> TO DO: Print each entry precisely; exclude the pictures.

> PROVIDED INFORMATION:
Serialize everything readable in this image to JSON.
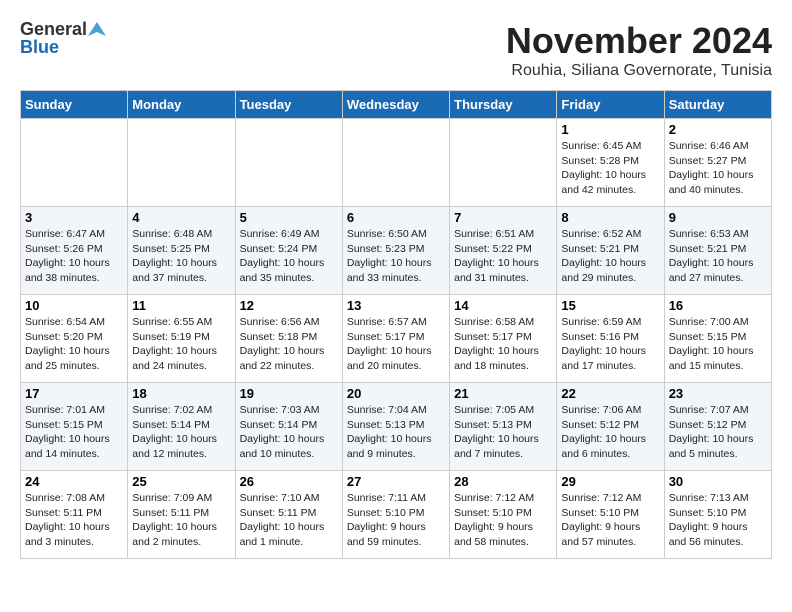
{
  "header": {
    "logo_general": "General",
    "logo_blue": "Blue",
    "month": "November 2024",
    "location": "Rouhia, Siliana Governorate, Tunisia"
  },
  "weekdays": [
    "Sunday",
    "Monday",
    "Tuesday",
    "Wednesday",
    "Thursday",
    "Friday",
    "Saturday"
  ],
  "weeks": [
    [
      {
        "day": "",
        "info": ""
      },
      {
        "day": "",
        "info": ""
      },
      {
        "day": "",
        "info": ""
      },
      {
        "day": "",
        "info": ""
      },
      {
        "day": "",
        "info": ""
      },
      {
        "day": "1",
        "info": "Sunrise: 6:45 AM\nSunset: 5:28 PM\nDaylight: 10 hours and 42 minutes."
      },
      {
        "day": "2",
        "info": "Sunrise: 6:46 AM\nSunset: 5:27 PM\nDaylight: 10 hours and 40 minutes."
      }
    ],
    [
      {
        "day": "3",
        "info": "Sunrise: 6:47 AM\nSunset: 5:26 PM\nDaylight: 10 hours and 38 minutes."
      },
      {
        "day": "4",
        "info": "Sunrise: 6:48 AM\nSunset: 5:25 PM\nDaylight: 10 hours and 37 minutes."
      },
      {
        "day": "5",
        "info": "Sunrise: 6:49 AM\nSunset: 5:24 PM\nDaylight: 10 hours and 35 minutes."
      },
      {
        "day": "6",
        "info": "Sunrise: 6:50 AM\nSunset: 5:23 PM\nDaylight: 10 hours and 33 minutes."
      },
      {
        "day": "7",
        "info": "Sunrise: 6:51 AM\nSunset: 5:22 PM\nDaylight: 10 hours and 31 minutes."
      },
      {
        "day": "8",
        "info": "Sunrise: 6:52 AM\nSunset: 5:21 PM\nDaylight: 10 hours and 29 minutes."
      },
      {
        "day": "9",
        "info": "Sunrise: 6:53 AM\nSunset: 5:21 PM\nDaylight: 10 hours and 27 minutes."
      }
    ],
    [
      {
        "day": "10",
        "info": "Sunrise: 6:54 AM\nSunset: 5:20 PM\nDaylight: 10 hours and 25 minutes."
      },
      {
        "day": "11",
        "info": "Sunrise: 6:55 AM\nSunset: 5:19 PM\nDaylight: 10 hours and 24 minutes."
      },
      {
        "day": "12",
        "info": "Sunrise: 6:56 AM\nSunset: 5:18 PM\nDaylight: 10 hours and 22 minutes."
      },
      {
        "day": "13",
        "info": "Sunrise: 6:57 AM\nSunset: 5:17 PM\nDaylight: 10 hours and 20 minutes."
      },
      {
        "day": "14",
        "info": "Sunrise: 6:58 AM\nSunset: 5:17 PM\nDaylight: 10 hours and 18 minutes."
      },
      {
        "day": "15",
        "info": "Sunrise: 6:59 AM\nSunset: 5:16 PM\nDaylight: 10 hours and 17 minutes."
      },
      {
        "day": "16",
        "info": "Sunrise: 7:00 AM\nSunset: 5:15 PM\nDaylight: 10 hours and 15 minutes."
      }
    ],
    [
      {
        "day": "17",
        "info": "Sunrise: 7:01 AM\nSunset: 5:15 PM\nDaylight: 10 hours and 14 minutes."
      },
      {
        "day": "18",
        "info": "Sunrise: 7:02 AM\nSunset: 5:14 PM\nDaylight: 10 hours and 12 minutes."
      },
      {
        "day": "19",
        "info": "Sunrise: 7:03 AM\nSunset: 5:14 PM\nDaylight: 10 hours and 10 minutes."
      },
      {
        "day": "20",
        "info": "Sunrise: 7:04 AM\nSunset: 5:13 PM\nDaylight: 10 hours and 9 minutes."
      },
      {
        "day": "21",
        "info": "Sunrise: 7:05 AM\nSunset: 5:13 PM\nDaylight: 10 hours and 7 minutes."
      },
      {
        "day": "22",
        "info": "Sunrise: 7:06 AM\nSunset: 5:12 PM\nDaylight: 10 hours and 6 minutes."
      },
      {
        "day": "23",
        "info": "Sunrise: 7:07 AM\nSunset: 5:12 PM\nDaylight: 10 hours and 5 minutes."
      }
    ],
    [
      {
        "day": "24",
        "info": "Sunrise: 7:08 AM\nSunset: 5:11 PM\nDaylight: 10 hours and 3 minutes."
      },
      {
        "day": "25",
        "info": "Sunrise: 7:09 AM\nSunset: 5:11 PM\nDaylight: 10 hours and 2 minutes."
      },
      {
        "day": "26",
        "info": "Sunrise: 7:10 AM\nSunset: 5:11 PM\nDaylight: 10 hours and 1 minute."
      },
      {
        "day": "27",
        "info": "Sunrise: 7:11 AM\nSunset: 5:10 PM\nDaylight: 9 hours and 59 minutes."
      },
      {
        "day": "28",
        "info": "Sunrise: 7:12 AM\nSunset: 5:10 PM\nDaylight: 9 hours and 58 minutes."
      },
      {
        "day": "29",
        "info": "Sunrise: 7:12 AM\nSunset: 5:10 PM\nDaylight: 9 hours and 57 minutes."
      },
      {
        "day": "30",
        "info": "Sunrise: 7:13 AM\nSunset: 5:10 PM\nDaylight: 9 hours and 56 minutes."
      }
    ]
  ]
}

> WRITTEN ANSWER:
Serialize everything readable in this image to JSON.
{
  "header": {
    "logo_general": "General",
    "logo_blue": "Blue",
    "month": "November 2024",
    "location": "Rouhia, Siliana Governorate, Tunisia"
  },
  "weekdays": [
    "Sunday",
    "Monday",
    "Tuesday",
    "Wednesday",
    "Thursday",
    "Friday",
    "Saturday"
  ],
  "weeks": [
    [
      {
        "day": "",
        "info": ""
      },
      {
        "day": "",
        "info": ""
      },
      {
        "day": "",
        "info": ""
      },
      {
        "day": "",
        "info": ""
      },
      {
        "day": "",
        "info": ""
      },
      {
        "day": "1",
        "info": "Sunrise: 6:45 AM\nSunset: 5:28 PM\nDaylight: 10 hours and 42 minutes."
      },
      {
        "day": "2",
        "info": "Sunrise: 6:46 AM\nSunset: 5:27 PM\nDaylight: 10 hours and 40 minutes."
      }
    ],
    [
      {
        "day": "3",
        "info": "Sunrise: 6:47 AM\nSunset: 5:26 PM\nDaylight: 10 hours and 38 minutes."
      },
      {
        "day": "4",
        "info": "Sunrise: 6:48 AM\nSunset: 5:25 PM\nDaylight: 10 hours and 37 minutes."
      },
      {
        "day": "5",
        "info": "Sunrise: 6:49 AM\nSunset: 5:24 PM\nDaylight: 10 hours and 35 minutes."
      },
      {
        "day": "6",
        "info": "Sunrise: 6:50 AM\nSunset: 5:23 PM\nDaylight: 10 hours and 33 minutes."
      },
      {
        "day": "7",
        "info": "Sunrise: 6:51 AM\nSunset: 5:22 PM\nDaylight: 10 hours and 31 minutes."
      },
      {
        "day": "8",
        "info": "Sunrise: 6:52 AM\nSunset: 5:21 PM\nDaylight: 10 hours and 29 minutes."
      },
      {
        "day": "9",
        "info": "Sunrise: 6:53 AM\nSunset: 5:21 PM\nDaylight: 10 hours and 27 minutes."
      }
    ],
    [
      {
        "day": "10",
        "info": "Sunrise: 6:54 AM\nSunset: 5:20 PM\nDaylight: 10 hours and 25 minutes."
      },
      {
        "day": "11",
        "info": "Sunrise: 6:55 AM\nSunset: 5:19 PM\nDaylight: 10 hours and 24 minutes."
      },
      {
        "day": "12",
        "info": "Sunrise: 6:56 AM\nSunset: 5:18 PM\nDaylight: 10 hours and 22 minutes."
      },
      {
        "day": "13",
        "info": "Sunrise: 6:57 AM\nSunset: 5:17 PM\nDaylight: 10 hours and 20 minutes."
      },
      {
        "day": "14",
        "info": "Sunrise: 6:58 AM\nSunset: 5:17 PM\nDaylight: 10 hours and 18 minutes."
      },
      {
        "day": "15",
        "info": "Sunrise: 6:59 AM\nSunset: 5:16 PM\nDaylight: 10 hours and 17 minutes."
      },
      {
        "day": "16",
        "info": "Sunrise: 7:00 AM\nSunset: 5:15 PM\nDaylight: 10 hours and 15 minutes."
      }
    ],
    [
      {
        "day": "17",
        "info": "Sunrise: 7:01 AM\nSunset: 5:15 PM\nDaylight: 10 hours and 14 minutes."
      },
      {
        "day": "18",
        "info": "Sunrise: 7:02 AM\nSunset: 5:14 PM\nDaylight: 10 hours and 12 minutes."
      },
      {
        "day": "19",
        "info": "Sunrise: 7:03 AM\nSunset: 5:14 PM\nDaylight: 10 hours and 10 minutes."
      },
      {
        "day": "20",
        "info": "Sunrise: 7:04 AM\nSunset: 5:13 PM\nDaylight: 10 hours and 9 minutes."
      },
      {
        "day": "21",
        "info": "Sunrise: 7:05 AM\nSunset: 5:13 PM\nDaylight: 10 hours and 7 minutes."
      },
      {
        "day": "22",
        "info": "Sunrise: 7:06 AM\nSunset: 5:12 PM\nDaylight: 10 hours and 6 minutes."
      },
      {
        "day": "23",
        "info": "Sunrise: 7:07 AM\nSunset: 5:12 PM\nDaylight: 10 hours and 5 minutes."
      }
    ],
    [
      {
        "day": "24",
        "info": "Sunrise: 7:08 AM\nSunset: 5:11 PM\nDaylight: 10 hours and 3 minutes."
      },
      {
        "day": "25",
        "info": "Sunrise: 7:09 AM\nSunset: 5:11 PM\nDaylight: 10 hours and 2 minutes."
      },
      {
        "day": "26",
        "info": "Sunrise: 7:10 AM\nSunset: 5:11 PM\nDaylight: 10 hours and 1 minute."
      },
      {
        "day": "27",
        "info": "Sunrise: 7:11 AM\nSunset: 5:10 PM\nDaylight: 9 hours and 59 minutes."
      },
      {
        "day": "28",
        "info": "Sunrise: 7:12 AM\nSunset: 5:10 PM\nDaylight: 9 hours and 58 minutes."
      },
      {
        "day": "29",
        "info": "Sunrise: 7:12 AM\nSunset: 5:10 PM\nDaylight: 9 hours and 57 minutes."
      },
      {
        "day": "30",
        "info": "Sunrise: 7:13 AM\nSunset: 5:10 PM\nDaylight: 9 hours and 56 minutes."
      }
    ]
  ]
}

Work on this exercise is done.